_EXERCISE_
The answer is an exact repeat of the entries below, with the pictures omitted.

(Dataset rows describing interfaces)
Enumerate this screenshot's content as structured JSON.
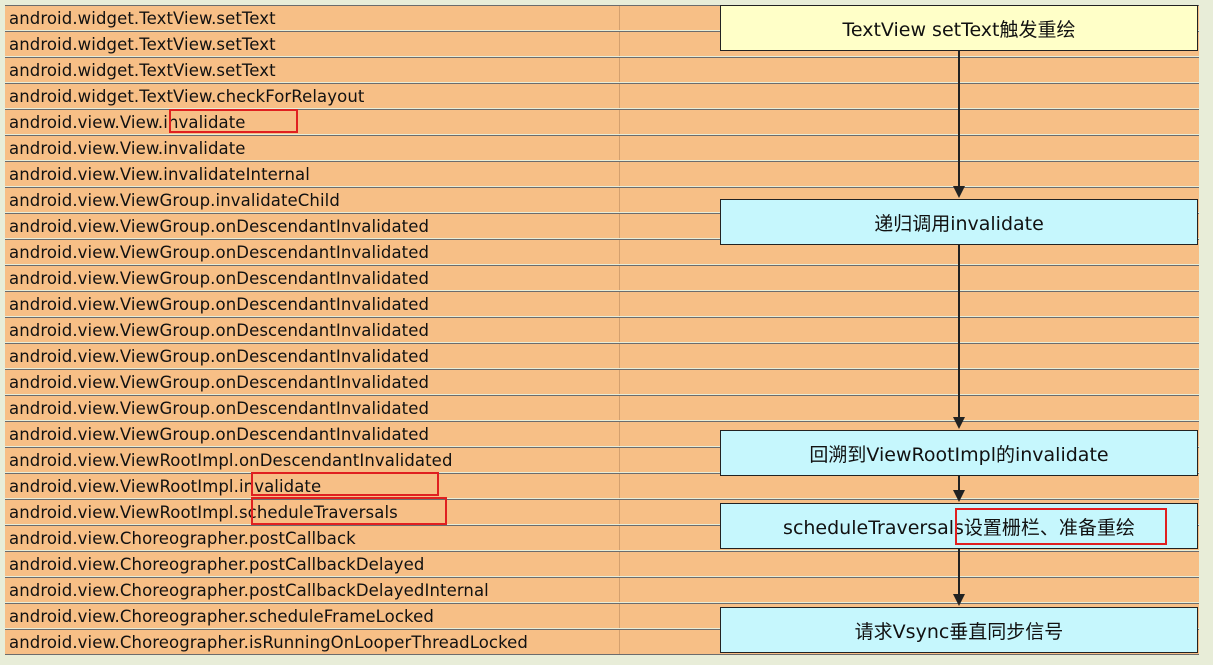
{
  "rows": [
    "android.widget.TextView.setText",
    "android.widget.TextView.setText",
    "android.widget.TextView.setText",
    "android.widget.TextView.checkForRelayout",
    "android.view.View.invalidate",
    "android.view.View.invalidate",
    "android.view.View.invalidateInternal",
    "android.view.ViewGroup.invalidateChild",
    "android.view.ViewGroup.onDescendantInvalidated",
    "android.view.ViewGroup.onDescendantInvalidated",
    "android.view.ViewGroup.onDescendantInvalidated",
    "android.view.ViewGroup.onDescendantInvalidated",
    "android.view.ViewGroup.onDescendantInvalidated",
    "android.view.ViewGroup.onDescendantInvalidated",
    "android.view.ViewGroup.onDescendantInvalidated",
    "android.view.ViewGroup.onDescendantInvalidated",
    "android.view.ViewGroup.onDescendantInvalidated",
    "android.view.ViewRootImpl.onDescendantInvalidated",
    "android.view.ViewRootImpl.invalidate",
    "android.view.ViewRootImpl.scheduleTraversals",
    "android.view.Choreographer.postCallback",
    "android.view.Choreographer.postCallbackDelayed",
    "android.view.Choreographer.postCallbackDelayedInternal",
    "android.view.Choreographer.scheduleFrameLocked",
    "android.view.Choreographer.isRunningOnLooperThreadLocked"
  ],
  "callouts": [
    {
      "text": "TextView setText触发重绘",
      "style": "yellow"
    },
    {
      "text": "递归调用invalidate",
      "style": "cyan"
    },
    {
      "text": "回溯到ViewRootImpl的invalidate",
      "style": "cyan"
    },
    {
      "text": "scheduleTraversals设置栅栏、准备重绘",
      "style": "cyan"
    },
    {
      "text": "请求Vsync垂直同步信号",
      "style": "cyan"
    }
  ],
  "colors": {
    "row_fill": "#f7bf86",
    "callout_yellow": "#ffffc8",
    "callout_cyan": "#c6f7fd",
    "highlight_border": "#e02020",
    "background": "#e8edd8"
  }
}
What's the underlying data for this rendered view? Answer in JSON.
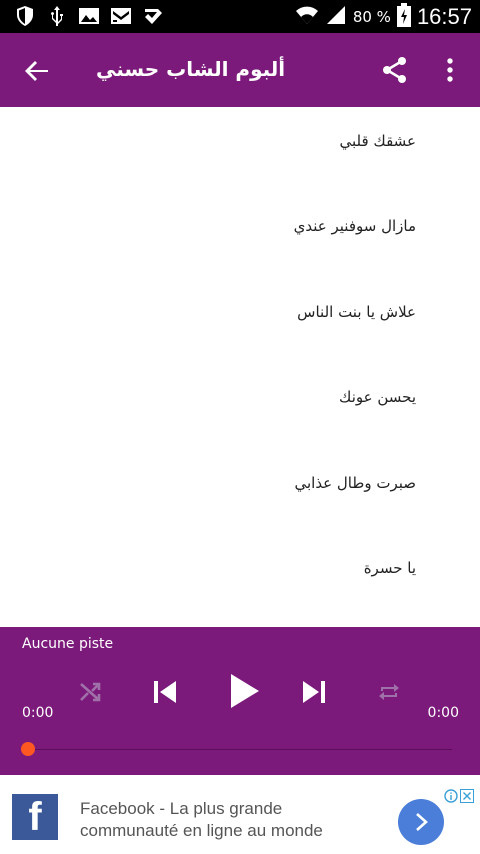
{
  "statusbar": {
    "battery_percent": "80 %",
    "time": "16:57",
    "icons": [
      "shield-icon",
      "usb-icon",
      "image-icon",
      "mail-icon",
      "check-icon",
      "wifi-icon",
      "signal-icon",
      "battery-charging-icon"
    ]
  },
  "appbar": {
    "title": "ألبوم الشاب حسني",
    "color": "#7b1a7b"
  },
  "songs": [
    "عشقك قلبي",
    "مازال سوفنير عندي",
    "علاش يا بنت الناس",
    "يحسن عونك",
    "صبرت وطال عذابي",
    "يا حسرة"
  ],
  "player": {
    "track_label": "Aucune piste",
    "elapsed": "0:00",
    "duration": "0:00",
    "progress": 0,
    "accent": "#ff5722"
  },
  "ad": {
    "advertiser_logo": "f",
    "line1": "Facebook - La plus grande",
    "line2": "communauté en ligne au monde"
  }
}
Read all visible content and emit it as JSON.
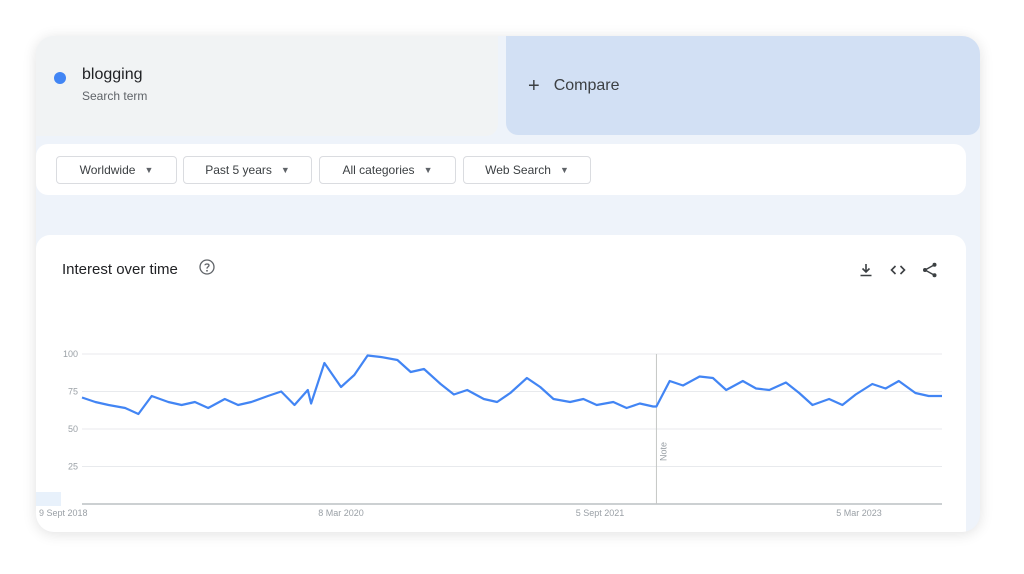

_SOLUTION FOR THIS TASK_
Enumerate this screenshot's content as structured JSON.
{
  "rows": [
    "android.widget.TextView.setText",
    "android.widget.TextView.setText",
    "android.widget.TextView.setText",
    "android.widget.TextView.checkForRelayout",
    "android.view.View.invalidate",
    "android.view.View.invalidate",
    "android.view.View.invalidateInternal",
    "android.view.ViewGroup.invalidateChild",
    "android.view.ViewGroup.onDescendantInvalidated",
    "android.view.ViewGroup.onDescendantInvalidated",
    "android.view.ViewGroup.onDescendantInvalidated",
    "android.view.ViewGroup.onDescendantInvalidated",
    "android.view.ViewGroup.onDescendantInvalidated",
    "android.view.ViewGroup.onDescendantInvalidated",
    "android.view.ViewGroup.onDescendantInvalidated",
    "android.view.ViewGroup.onDescendantInvalidated",
    "android.view.ViewGroup.onDescendantInvalidated",
    "android.view.ViewRootImpl.onDescendantInvalidated",
    "android.view.ViewRootImpl.invalidate",
    "android.view.ViewRootImpl.scheduleTraversals",
    "android.view.Choreographer.postCallback",
    "android.view.Choreographer.postCallbackDelayed",
    "android.view.Choreographer.postCallbackDelayedInternal",
    "android.view.Choreographer.scheduleFrameLocked",
    "android.view.Choreographer.isRunningOnLooperThreadLocked"
  ],
  "callouts": [
    {
      "text": "TextView setText触发重绘",
      "style": "yellow"
    },
    {
      "text": "递归调用invalidate",
      "style": "cyan"
    },
    {
      "text": "回溯到ViewRootImpl的invalidate",
      "style": "cyan"
    },
    {
      "text": "scheduleTraversals设置栅栏、准备重绘",
      "style": "cyan"
    },
    {
      "text": "请求Vsync垂直同步信号",
      "style": "cyan"
    }
  ],
  "colors": {
    "row_fill": "#f7bf86",
    "callout_yellow": "#ffffc8",
    "callout_cyan": "#c6f7fd",
    "highlight_border": "#e02020",
    "background": "#e8edd8"
  }
}
What's the underlying data for this rendered view? Answer in JSON.
{
  "statusbar": {
    "battery_percent": "80 %",
    "time": "16:57",
    "icons": [
      "shield-icon",
      "usb-icon",
      "image-icon",
      "mail-icon",
      "check-icon",
      "wifi-icon",
      "signal-icon",
      "battery-charging-icon"
    ]
  },
  "appbar": {
    "title": "ألبوم الشاب حسني",
    "color": "#7b1a7b"
  },
  "songs": [
    "عشقك قلبي",
    "مازال سوفنير عندي",
    "علاش يا بنت الناس",
    "يحسن عونك",
    "صبرت وطال عذابي",
    "يا حسرة"
  ],
  "player": {
    "track_label": "Aucune piste",
    "elapsed": "0:00",
    "duration": "0:00",
    "progress": 0,
    "accent": "#ff5722"
  },
  "ad": {
    "advertiser_logo": "f",
    "line1": "Facebook - La plus grande",
    "line2": "communauté en ligne au monde"
  }
}
Read all visible content and emit it as JSON.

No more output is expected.